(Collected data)
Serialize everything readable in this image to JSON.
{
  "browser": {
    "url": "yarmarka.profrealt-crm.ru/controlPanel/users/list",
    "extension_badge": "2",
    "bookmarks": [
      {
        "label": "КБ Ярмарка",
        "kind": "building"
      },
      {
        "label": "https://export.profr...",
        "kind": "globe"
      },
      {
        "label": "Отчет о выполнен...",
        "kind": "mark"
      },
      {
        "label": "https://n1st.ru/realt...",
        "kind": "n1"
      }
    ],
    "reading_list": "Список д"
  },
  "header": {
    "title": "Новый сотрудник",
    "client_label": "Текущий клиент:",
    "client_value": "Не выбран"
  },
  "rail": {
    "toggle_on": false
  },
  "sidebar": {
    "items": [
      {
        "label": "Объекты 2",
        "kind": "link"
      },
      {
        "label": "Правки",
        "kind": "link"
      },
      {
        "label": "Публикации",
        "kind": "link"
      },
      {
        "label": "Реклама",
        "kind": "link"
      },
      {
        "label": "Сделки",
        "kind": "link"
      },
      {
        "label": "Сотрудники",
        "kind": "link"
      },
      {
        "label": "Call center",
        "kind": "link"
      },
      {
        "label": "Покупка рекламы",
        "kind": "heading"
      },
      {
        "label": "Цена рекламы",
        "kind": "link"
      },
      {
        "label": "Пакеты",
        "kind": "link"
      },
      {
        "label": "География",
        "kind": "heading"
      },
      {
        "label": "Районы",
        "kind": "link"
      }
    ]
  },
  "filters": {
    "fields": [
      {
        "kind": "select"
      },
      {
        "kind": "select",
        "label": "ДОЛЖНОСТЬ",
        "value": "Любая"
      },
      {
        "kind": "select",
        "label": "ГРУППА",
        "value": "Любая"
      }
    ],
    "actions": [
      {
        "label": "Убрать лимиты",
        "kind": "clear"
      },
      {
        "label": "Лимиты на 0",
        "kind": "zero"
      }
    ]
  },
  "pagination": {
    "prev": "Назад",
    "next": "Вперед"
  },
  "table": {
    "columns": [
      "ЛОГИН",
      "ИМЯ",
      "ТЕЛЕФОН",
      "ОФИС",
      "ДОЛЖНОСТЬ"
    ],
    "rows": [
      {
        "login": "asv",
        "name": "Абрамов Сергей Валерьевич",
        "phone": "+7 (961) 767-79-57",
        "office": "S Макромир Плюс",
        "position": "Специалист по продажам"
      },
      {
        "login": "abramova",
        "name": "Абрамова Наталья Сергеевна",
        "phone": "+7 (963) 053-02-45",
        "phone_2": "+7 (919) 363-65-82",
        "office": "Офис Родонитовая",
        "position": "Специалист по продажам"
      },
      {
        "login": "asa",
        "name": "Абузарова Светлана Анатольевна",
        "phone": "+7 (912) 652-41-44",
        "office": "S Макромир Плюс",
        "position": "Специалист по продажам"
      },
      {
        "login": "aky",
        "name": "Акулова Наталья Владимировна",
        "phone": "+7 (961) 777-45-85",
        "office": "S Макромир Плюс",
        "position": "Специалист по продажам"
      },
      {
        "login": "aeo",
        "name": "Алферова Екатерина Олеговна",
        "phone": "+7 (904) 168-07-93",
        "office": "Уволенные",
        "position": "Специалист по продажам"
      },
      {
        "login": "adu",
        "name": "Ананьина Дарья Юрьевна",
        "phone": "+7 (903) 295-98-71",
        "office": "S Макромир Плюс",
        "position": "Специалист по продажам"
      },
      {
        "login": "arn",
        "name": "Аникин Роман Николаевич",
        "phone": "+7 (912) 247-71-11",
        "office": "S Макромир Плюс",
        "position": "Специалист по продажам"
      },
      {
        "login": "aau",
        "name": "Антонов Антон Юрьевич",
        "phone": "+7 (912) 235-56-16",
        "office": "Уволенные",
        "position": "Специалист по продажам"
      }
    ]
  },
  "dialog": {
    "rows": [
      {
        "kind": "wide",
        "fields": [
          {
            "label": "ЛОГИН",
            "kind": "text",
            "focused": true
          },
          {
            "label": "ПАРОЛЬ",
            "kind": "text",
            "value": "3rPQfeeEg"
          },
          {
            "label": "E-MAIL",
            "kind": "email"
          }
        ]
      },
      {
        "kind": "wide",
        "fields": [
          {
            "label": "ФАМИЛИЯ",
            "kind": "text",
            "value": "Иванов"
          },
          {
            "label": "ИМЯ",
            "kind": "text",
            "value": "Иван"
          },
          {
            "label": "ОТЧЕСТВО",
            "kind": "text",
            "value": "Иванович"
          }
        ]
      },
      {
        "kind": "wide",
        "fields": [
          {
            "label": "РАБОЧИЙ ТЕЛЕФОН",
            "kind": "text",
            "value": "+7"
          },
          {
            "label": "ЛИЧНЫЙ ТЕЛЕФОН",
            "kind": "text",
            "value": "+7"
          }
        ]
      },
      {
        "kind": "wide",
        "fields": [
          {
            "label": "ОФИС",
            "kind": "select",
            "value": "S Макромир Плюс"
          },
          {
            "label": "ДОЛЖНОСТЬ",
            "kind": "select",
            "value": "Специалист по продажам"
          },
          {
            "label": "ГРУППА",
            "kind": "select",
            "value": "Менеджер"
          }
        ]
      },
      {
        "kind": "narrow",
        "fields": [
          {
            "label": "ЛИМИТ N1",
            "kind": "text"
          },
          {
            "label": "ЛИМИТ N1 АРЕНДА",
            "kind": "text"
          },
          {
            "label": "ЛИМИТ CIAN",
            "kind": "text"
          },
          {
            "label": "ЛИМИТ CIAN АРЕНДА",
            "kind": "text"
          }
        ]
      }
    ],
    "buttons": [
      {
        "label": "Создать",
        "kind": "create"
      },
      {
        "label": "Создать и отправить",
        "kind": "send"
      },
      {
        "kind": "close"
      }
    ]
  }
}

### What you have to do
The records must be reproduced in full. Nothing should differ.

### Exercise solution
Serialize everything readable in this image to JSON.
{
  "browser": {
    "url": "yarmarka.profrealt-crm.ru/controlPanel/users/list",
    "extension_badge": "2",
    "bookmarks": [
      {
        "label": "КБ Ярмарка",
        "kind": "building"
      },
      {
        "label": "https://export.profr...",
        "kind": "globe"
      },
      {
        "label": "Отчет о выполнен...",
        "kind": "mark"
      },
      {
        "label": "https://n1st.ru/realt...",
        "kind": "n1"
      }
    ],
    "reading_list": "Список д"
  },
  "header": {
    "title": "Новый сотрудник",
    "client_label": "Текущий клиент:",
    "client_value": "Не выбран"
  },
  "rail": {
    "toggle_on": false
  },
  "sidebar": {
    "items": [
      {
        "label": "Объекты 2",
        "kind": "link"
      },
      {
        "label": "Правки",
        "kind": "link"
      },
      {
        "label": "Публикации",
        "kind": "link"
      },
      {
        "label": "Реклама",
        "kind": "link"
      },
      {
        "label": "Сделки",
        "kind": "link"
      },
      {
        "label": "Сотрудники",
        "kind": "link"
      },
      {
        "label": "Call center",
        "kind": "link"
      },
      {
        "label": "Покупка рекламы",
        "kind": "heading"
      },
      {
        "label": "Цена рекламы",
        "kind": "link"
      },
      {
        "label": "Пакеты",
        "kind": "link"
      },
      {
        "label": "География",
        "kind": "heading"
      },
      {
        "label": "Районы",
        "kind": "link"
      }
    ]
  },
  "filters": {
    "fields": [
      {
        "kind": "select"
      },
      {
        "kind": "select",
        "label": "ДОЛЖНОСТЬ",
        "value": "Любая"
      },
      {
        "kind": "select",
        "label": "ГРУППА",
        "value": "Любая"
      }
    ],
    "actions": [
      {
        "label": "Убрать лимиты",
        "kind": "clear"
      },
      {
        "label": "Лимиты на 0",
        "kind": "zero"
      }
    ]
  },
  "pagination": {
    "prev": "Назад",
    "next": "Вперед"
  },
  "table": {
    "columns": [
      "ЛОГИН",
      "ИМЯ",
      "ТЕЛЕФОН",
      "ОФИС",
      "ДОЛЖНОСТЬ"
    ],
    "rows": [
      {
        "login": "asv",
        "name": "Абрамов Сергей Валерьевич",
        "phone": "+7 (961) 767-79-57",
        "office": "S Макромир Плюс",
        "position": "Специалист по продажам"
      },
      {
        "login": "abramova",
        "name": "Абрамова Наталья Сергеевна",
        "phone": "+7 (963) 053-02-45",
        "phone_2": "+7 (919) 363-65-82",
        "office": "Офис Родонитовая",
        "position": "Специалист по продажам"
      },
      {
        "login": "asa",
        "name": "Абузарова Светлана Анатольевна",
        "phone": "+7 (912) 652-41-44",
        "office": "S Макромир Плюс",
        "position": "Специалист по продажам"
      },
      {
        "login": "aky",
        "name": "Акулова Наталья Владимировна",
        "phone": "+7 (961) 777-45-85",
        "office": "S Макромир Плюс",
        "position": "Специалист по продажам"
      },
      {
        "login": "aeo",
        "name": "Алферова Екатерина Олеговна",
        "phone": "+7 (904) 168-07-93",
        "office": "Уволенные",
        "position": "Специалист по продажам"
      },
      {
        "login": "adu",
        "name": "Ананьина Дарья Юрьевна",
        "phone": "+7 (903) 295-98-71",
        "office": "S Макромир Плюс",
        "position": "Специалист по продажам"
      },
      {
        "login": "arn",
        "name": "Аникин Роман Николаевич",
        "phone": "+7 (912) 247-71-11",
        "office": "S Макромир Плюс",
        "position": "Специалист по продажам"
      },
      {
        "login": "aau",
        "name": "Антонов Антон Юрьевич",
        "phone": "+7 (912) 235-56-16",
        "office": "Уволенные",
        "position": "Специалист по продажам"
      }
    ]
  },
  "dialog": {
    "rows": [
      {
        "kind": "wide",
        "fields": [
          {
            "label": "ЛОГИН",
            "kind": "text",
            "focused": true
          },
          {
            "label": "ПАРОЛЬ",
            "kind": "text",
            "value": "3rPQfeeEg"
          },
          {
            "label": "E-MAIL",
            "kind": "email"
          }
        ]
      },
      {
        "kind": "wide",
        "fields": [
          {
            "label": "ФАМИЛИЯ",
            "kind": "text",
            "value": "Иванов"
          },
          {
            "label": "ИМЯ",
            "kind": "text",
            "value": "Иван"
          },
          {
            "label": "ОТЧЕСТВО",
            "kind": "text",
            "value": "Иванович"
          }
        ]
      },
      {
        "kind": "wide",
        "fields": [
          {
            "label": "РАБОЧИЙ ТЕЛЕФОН",
            "kind": "text",
            "value": "+7"
          },
          {
            "label": "ЛИЧНЫЙ ТЕЛЕФОН",
            "kind": "text",
            "value": "+7"
          }
        ]
      },
      {
        "kind": "wide",
        "fields": [
          {
            "label": "ОФИС",
            "kind": "select",
            "value": "S Макромир Плюс"
          },
          {
            "label": "ДОЛЖНОСТЬ",
            "kind": "select",
            "value": "Специалист по продажам"
          },
          {
            "label": "ГРУППА",
            "kind": "select",
            "value": "Менеджер"
          }
        ]
      },
      {
        "kind": "narrow",
        "fields": [
          {
            "label": "ЛИМИТ N1",
            "kind": "text"
          },
          {
            "label": "ЛИМИТ N1 АРЕНДА",
            "kind": "text"
          },
          {
            "label": "ЛИМИТ CIAN",
            "kind": "text"
          },
          {
            "label": "ЛИМИТ CIAN АРЕНДА",
            "kind": "text"
          }
        ]
      }
    ],
    "buttons": [
      {
        "label": "Создать",
        "kind": "create"
      },
      {
        "label": "Создать и отправить",
        "kind": "send"
      },
      {
        "kind": "close"
      }
    ]
  }
}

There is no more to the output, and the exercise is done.